A recent study by Alan Kazdin, a professor of psychology at Yale University, finds that 30 percent of the victims of bullying are picked on because they will not fight back. This 30 percent represents only those whose main reason for being victims is that they will not fight back, not those for whom it is a secondary reason. The truth is that bullies tend to pick as their victims those who will not try to defend themselves much more often than those who cannot defend themselves effectively. Bullies also tend to avoid victims who have someone to defend them.

There was a time when these facts were common knowledge. They were constantly repeated in children’s novels. Parents taught them to their children. Now common sense measures to defend victims from bullying are often forbidden or condemned, and psychiatric charlatans are called in instead.

Remarkably, Professor Kazdin condemns fighting back as one of the worst ways to stop bullying. What could be more illogical? Bullies pick on people who will not fight back, so fighting back is the wrong way to stop bullying?

Schools frequently institutionalize this absurdity in the form of a zero-tolerance policy that punishes both the bully and the victim equally — the bully for his offense and the victim for his defense. In one school, a teacher lost her job for allowing the victims of a bully to hit him.

The zero-tolerance policy also snares the altruistic defenders of victims of bullying. One girl was punished for coming to the defense of a disabled girl who was being attacked by a group of girls on a school bus.

School buses are a prime site of bullying, since they lack a means of imposing immediate discipline. The person who administers discipline for school bus offenses is seldom an eyewitness. The deck is stacked in favor of bullies, who usually are much more ready to accept a bad disciplinary record than either victims or heroes.

Self-defense is morally acceptable and sometimes praiseworthy. Defense of the helpless is always morally praiseworthy. More often than not, both work as remedies to bullying. Moreover, children raised to fight bullying will often grow up to be good citizens. Children brought up to let themselves or their helpless friends get beaten up and wait for justice from a public school principal will often grow up to be statists and socialists. We need to teach our children to stop bullying on their own, rather than wait for psychiatrists to come to the rescue.

The Confederate Lawyer archives


The Confederate Lawyer column is copyright © 2012 by Charles G. Mills and the Fitzgerald Griffin Foundation, www.fgfBooks.com. All rights reserved.

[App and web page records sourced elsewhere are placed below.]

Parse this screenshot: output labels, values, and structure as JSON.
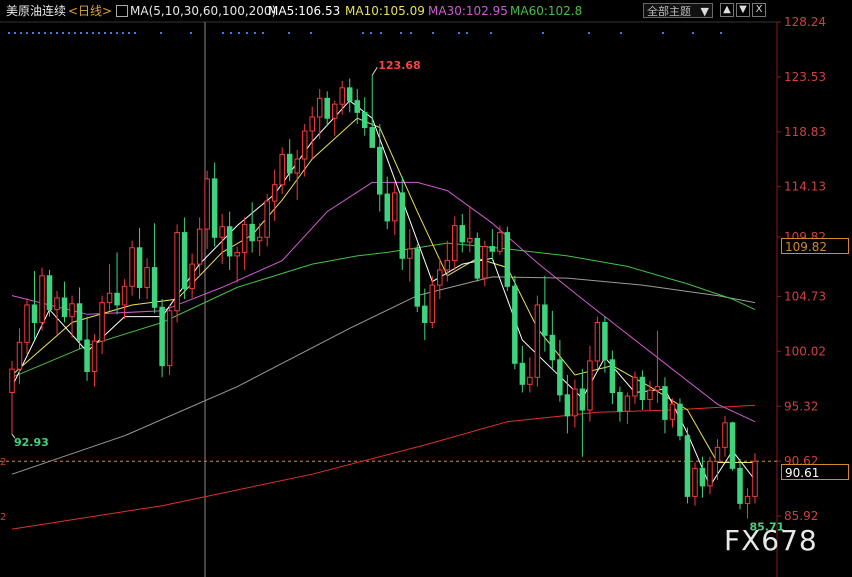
{
  "header": {
    "symbol": "美原油连续",
    "period": "<日线>",
    "ma_params": "MA(5,10,30,60,100,200)",
    "ma5": "MA5:106.53",
    "ma10": "MA10:105.09",
    "ma30": "MA30:102.95",
    "ma60": "MA60:102.8",
    "theme_label": "全部主题",
    "btn_up": "▲",
    "btn_down": "▼",
    "btn_close": "X"
  },
  "colors": {
    "up": "#f23a3a",
    "down": "#3ed47e",
    "ma5": "#ffffff",
    "ma10": "#e8e05a",
    "ma30": "#d05bd0",
    "ma60": "#46c046",
    "ma100": "#9a9a9a",
    "ma200": "#e03030",
    "axis_text": "#d04040",
    "current_line": "#e08a2a"
  },
  "chart_data": {
    "type": "candlestick",
    "y_axis_ticks": [
      "128.24",
      "123.53",
      "118.83",
      "114.13",
      "109.82",
      "104.73",
      "100.02",
      "95.32",
      "90.62",
      "85.92"
    ],
    "ylim": [
      84.5,
      128.24
    ],
    "current_price": "90.61",
    "current_box_top": "109.82",
    "high_label": "123.68",
    "high_value": 123.68,
    "low_label_left": "92.93",
    "low_value_left": 92.93,
    "low_label_right": "85.71",
    "low_value_right": 85.71,
    "candles_ohlc": [
      [
        96.5,
        99.2,
        92.9,
        98.5
      ],
      [
        98.5,
        102.0,
        97.2,
        100.8
      ],
      [
        100.8,
        104.6,
        99.8,
        104.0
      ],
      [
        104.0,
        106.9,
        101.0,
        102.5
      ],
      [
        102.5,
        107.2,
        101.8,
        106.5
      ],
      [
        106.5,
        107.0,
        103.0,
        103.6
      ],
      [
        103.6,
        105.2,
        101.5,
        104.6
      ],
      [
        104.6,
        106.0,
        102.5,
        103.0
      ],
      [
        103.0,
        104.8,
        101.2,
        104.1
      ],
      [
        104.1,
        105.5,
        100.2,
        101.0
      ],
      [
        101.0,
        103.0,
        97.5,
        98.3
      ],
      [
        98.3,
        101.5,
        97.0,
        100.9
      ],
      [
        100.9,
        104.8,
        99.8,
        104.2
      ],
      [
        104.2,
        107.5,
        103.5,
        105.0
      ],
      [
        105.0,
        108.5,
        103.2,
        104.0
      ],
      [
        104.0,
        106.2,
        102.8,
        105.6
      ],
      [
        105.6,
        109.5,
        104.8,
        108.9
      ],
      [
        108.9,
        110.6,
        104.5,
        105.5
      ],
      [
        105.5,
        108.0,
        104.5,
        107.2
      ],
      [
        107.2,
        111.0,
        103.3,
        103.8
      ],
      [
        103.8,
        104.5,
        97.8,
        98.8
      ],
      [
        98.8,
        104.0,
        98.0,
        103.5
      ],
      [
        103.5,
        110.9,
        102.5,
        110.2
      ],
      [
        110.2,
        111.5,
        104.5,
        105.4
      ],
      [
        105.4,
        108.4,
        104.6,
        107.5
      ],
      [
        107.5,
        111.5,
        106.5,
        110.5
      ],
      [
        110.5,
        115.5,
        108.8,
        114.8
      ],
      [
        114.8,
        116.2,
        109.0,
        109.8
      ],
      [
        109.8,
        111.8,
        107.5,
        110.7
      ],
      [
        110.7,
        112.0,
        107.0,
        108.2
      ],
      [
        108.2,
        109.0,
        105.9,
        108.5
      ],
      [
        108.5,
        111.5,
        107.0,
        110.9
      ],
      [
        110.9,
        112.8,
        108.5,
        109.5
      ],
      [
        109.5,
        111.0,
        108.2,
        109.8
      ],
      [
        109.8,
        113.5,
        109.0,
        112.9
      ],
      [
        112.9,
        115.6,
        111.2,
        114.3
      ],
      [
        114.3,
        117.5,
        113.5,
        116.9
      ],
      [
        116.9,
        118.2,
        114.6,
        115.3
      ],
      [
        115.3,
        117.3,
        113.0,
        116.5
      ],
      [
        116.5,
        119.5,
        115.0,
        118.9
      ],
      [
        118.9,
        121.0,
        116.5,
        120.1
      ],
      [
        120.1,
        122.5,
        118.2,
        121.7
      ],
      [
        121.7,
        122.3,
        119.3,
        120.0
      ],
      [
        120.0,
        121.5,
        118.5,
        121.2
      ],
      [
        121.2,
        123.2,
        120.3,
        122.6
      ],
      [
        122.6,
        123.4,
        120.5,
        121.5
      ],
      [
        121.5,
        122.5,
        119.5,
        120.5
      ],
      [
        120.5,
        121.8,
        118.5,
        119.2
      ],
      [
        119.2,
        123.68,
        117.5,
        117.5
      ],
      [
        117.5,
        119.5,
        112.0,
        113.5
      ],
      [
        113.5,
        115.0,
        110.5,
        111.2
      ],
      [
        111.2,
        114.5,
        110.0,
        113.6
      ],
      [
        113.6,
        115.0,
        107.0,
        108.0
      ],
      [
        108.0,
        110.5,
        106.0,
        108.8
      ],
      [
        108.8,
        109.2,
        103.4,
        103.9
      ],
      [
        103.9,
        105.4,
        101.0,
        102.5
      ],
      [
        102.5,
        106.5,
        102.0,
        105.7
      ],
      [
        105.7,
        108.0,
        104.5,
        107.0
      ],
      [
        107.0,
        109.5,
        106.0,
        107.8
      ],
      [
        107.8,
        111.6,
        107.0,
        110.8
      ],
      [
        110.8,
        111.8,
        108.5,
        109.4
      ],
      [
        109.4,
        112.5,
        108.5,
        109.7
      ],
      [
        109.7,
        110.2,
        106.0,
        106.3
      ],
      [
        106.3,
        109.5,
        105.6,
        109.0
      ],
      [
        109.0,
        110.5,
        107.8,
        108.6
      ],
      [
        108.6,
        110.8,
        108.3,
        110.2
      ],
      [
        110.2,
        110.7,
        105.2,
        105.6
      ],
      [
        105.6,
        106.5,
        98.5,
        99.0
      ],
      [
        99.0,
        100.5,
        96.5,
        97.2
      ],
      [
        97.2,
        99.5,
        96.5,
        97.8
      ],
      [
        97.8,
        104.8,
        97.0,
        104.0
      ],
      [
        104.0,
        106.5,
        100.0,
        101.4
      ],
      [
        101.4,
        103.5,
        98.5,
        99.3
      ],
      [
        99.3,
        101.0,
        95.7,
        96.3
      ],
      [
        96.3,
        98.0,
        93.0,
        94.5
      ],
      [
        94.5,
        97.6,
        93.5,
        96.8
      ],
      [
        96.8,
        98.5,
        91.0,
        95.0
      ],
      [
        95.0,
        100.5,
        94.0,
        99.2
      ],
      [
        99.2,
        103.0,
        98.5,
        102.5
      ],
      [
        102.5,
        103.0,
        98.2,
        99.3
      ],
      [
        99.3,
        100.1,
        95.5,
        96.5
      ],
      [
        96.5,
        97.0,
        94.0,
        94.9
      ],
      [
        94.9,
        96.5,
        93.8,
        96.2
      ],
      [
        96.2,
        98.3,
        95.5,
        97.8
      ],
      [
        97.8,
        98.4,
        95.0,
        95.9
      ],
      [
        95.9,
        97.5,
        95.0,
        96.7
      ],
      [
        96.7,
        101.8,
        95.6,
        97.0
      ],
      [
        97.0,
        97.8,
        93.0,
        94.2
      ],
      [
        94.2,
        96.0,
        93.5,
        95.5
      ],
      [
        95.5,
        96.0,
        92.4,
        92.8
      ],
      [
        92.8,
        93.5,
        87.0,
        87.6
      ],
      [
        87.6,
        90.5,
        86.8,
        90.0
      ],
      [
        90.0,
        91.0,
        87.5,
        88.5
      ],
      [
        88.5,
        91.0,
        87.8,
        90.6
      ],
      [
        90.6,
        92.5,
        89.0,
        91.8
      ],
      [
        91.8,
        94.5,
        91.0,
        93.9
      ],
      [
        93.9,
        94.0,
        89.8,
        90.0
      ],
      [
        90.0,
        90.8,
        86.5,
        87.0
      ],
      [
        87.0,
        88.3,
        85.71,
        87.6
      ],
      [
        87.6,
        91.3,
        87.0,
        90.61
      ]
    ],
    "ma_series": [
      {
        "name": "MA5",
        "values": [
          [
            0,
            97.0
          ],
          [
            5,
            103.6
          ],
          [
            10,
            100.0
          ],
          [
            15,
            103.0
          ],
          [
            20,
            103.0
          ],
          [
            25,
            107.5
          ],
          [
            30,
            110.8
          ],
          [
            35,
            113.5
          ],
          [
            40,
            118.0
          ],
          [
            45,
            121.5
          ],
          [
            48,
            120.0
          ],
          [
            52,
            113.0
          ],
          [
            56,
            106.0
          ],
          [
            60,
            107.5
          ],
          [
            64,
            108.0
          ],
          [
            68,
            101.0
          ],
          [
            72,
            98.5
          ],
          [
            76,
            96.0
          ],
          [
            79,
            99.5
          ],
          [
            83,
            96.5
          ],
          [
            87,
            96.8
          ],
          [
            90,
            93.0
          ],
          [
            93,
            88.5
          ],
          [
            96,
            91.5
          ],
          [
            99,
            89.0
          ]
        ]
      },
      {
        "name": "MA10",
        "values": [
          [
            0,
            98.0
          ],
          [
            8,
            102.5
          ],
          [
            16,
            104.0
          ],
          [
            22,
            104.5
          ],
          [
            28,
            108.5
          ],
          [
            32,
            110.0
          ],
          [
            36,
            113.0
          ],
          [
            40,
            116.5
          ],
          [
            46,
            120.0
          ],
          [
            49,
            119.2
          ],
          [
            54,
            112.0
          ],
          [
            58,
            106.5
          ],
          [
            62,
            108.0
          ],
          [
            66,
            107.2
          ],
          [
            70,
            102.0
          ],
          [
            75,
            98.0
          ],
          [
            80,
            98.8
          ],
          [
            85,
            97.0
          ],
          [
            90,
            95.0
          ],
          [
            94,
            90.5
          ],
          [
            99,
            90.5
          ]
        ]
      },
      {
        "name": "MA30",
        "values": [
          [
            0,
            104.8
          ],
          [
            10,
            103.2
          ],
          [
            20,
            103.5
          ],
          [
            28,
            105.5
          ],
          [
            36,
            107.8
          ],
          [
            42,
            112.0
          ],
          [
            48,
            114.5
          ],
          [
            54,
            114.5
          ],
          [
            58,
            113.8
          ],
          [
            64,
            111.0
          ],
          [
            70,
            107.6
          ],
          [
            76,
            104.5
          ],
          [
            82,
            101.5
          ],
          [
            88,
            98.5
          ],
          [
            94,
            95.5
          ],
          [
            99,
            94.0
          ]
        ]
      },
      {
        "name": "MA60",
        "values": [
          [
            0,
            97.8
          ],
          [
            10,
            100.5
          ],
          [
            20,
            102.5
          ],
          [
            30,
            105.5
          ],
          [
            40,
            107.5
          ],
          [
            46,
            108.2
          ],
          [
            50,
            108.5
          ],
          [
            58,
            109.3
          ],
          [
            66,
            108.8
          ],
          [
            74,
            108.2
          ],
          [
            82,
            107.3
          ],
          [
            90,
            105.8
          ],
          [
            96,
            104.5
          ],
          [
            99,
            103.6
          ]
        ]
      },
      {
        "name": "MA100",
        "values": [
          [
            0,
            89.5
          ],
          [
            15,
            92.8
          ],
          [
            30,
            97.0
          ],
          [
            45,
            102.0
          ],
          [
            54,
            104.8
          ],
          [
            64,
            106.4
          ],
          [
            74,
            106.3
          ],
          [
            84,
            105.7
          ],
          [
            94,
            104.8
          ],
          [
            99,
            104.2
          ]
        ]
      },
      {
        "name": "MA200",
        "values": [
          [
            0,
            84.8
          ],
          [
            20,
            86.8
          ],
          [
            40,
            89.5
          ],
          [
            55,
            92.0
          ],
          [
            66,
            94.0
          ],
          [
            78,
            94.8
          ],
          [
            88,
            95.0
          ],
          [
            99,
            95.4
          ]
        ]
      }
    ]
  },
  "watermark": "FX678"
}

This column may be forwarded, posted, or published if credit is given to Charles Mills and fgfBooks.com.

Charles G. Mills is the Judge Advocate or general counsel for the New York State American Legion. He has forty years of experience in many trial and appellate courts and has published several articles about the law.

See his biographical sketch and additional columns here.

To sponsor the FGF E-Package, please send a tax-deductible donation to the:
FGF
344 Maple Ave., West, #281
Vienna, VA 22180
or donate online.

@ 2017 Fitzgerald Griffin Foundation